**Aim of the task**
How many lines in these records hold the string "chevron"? Reply with the number alone.

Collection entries
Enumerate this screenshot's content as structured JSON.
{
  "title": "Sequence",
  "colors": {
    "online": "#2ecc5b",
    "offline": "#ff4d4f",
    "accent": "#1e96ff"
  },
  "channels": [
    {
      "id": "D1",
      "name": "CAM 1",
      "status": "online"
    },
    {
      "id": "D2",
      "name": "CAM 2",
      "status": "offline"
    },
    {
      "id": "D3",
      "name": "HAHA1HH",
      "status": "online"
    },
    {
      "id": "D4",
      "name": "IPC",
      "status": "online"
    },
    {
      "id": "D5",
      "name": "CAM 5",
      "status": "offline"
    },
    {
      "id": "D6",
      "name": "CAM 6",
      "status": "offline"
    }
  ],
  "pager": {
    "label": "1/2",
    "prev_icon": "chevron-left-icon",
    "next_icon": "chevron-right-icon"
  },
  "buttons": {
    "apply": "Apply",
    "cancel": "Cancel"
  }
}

**Response**
2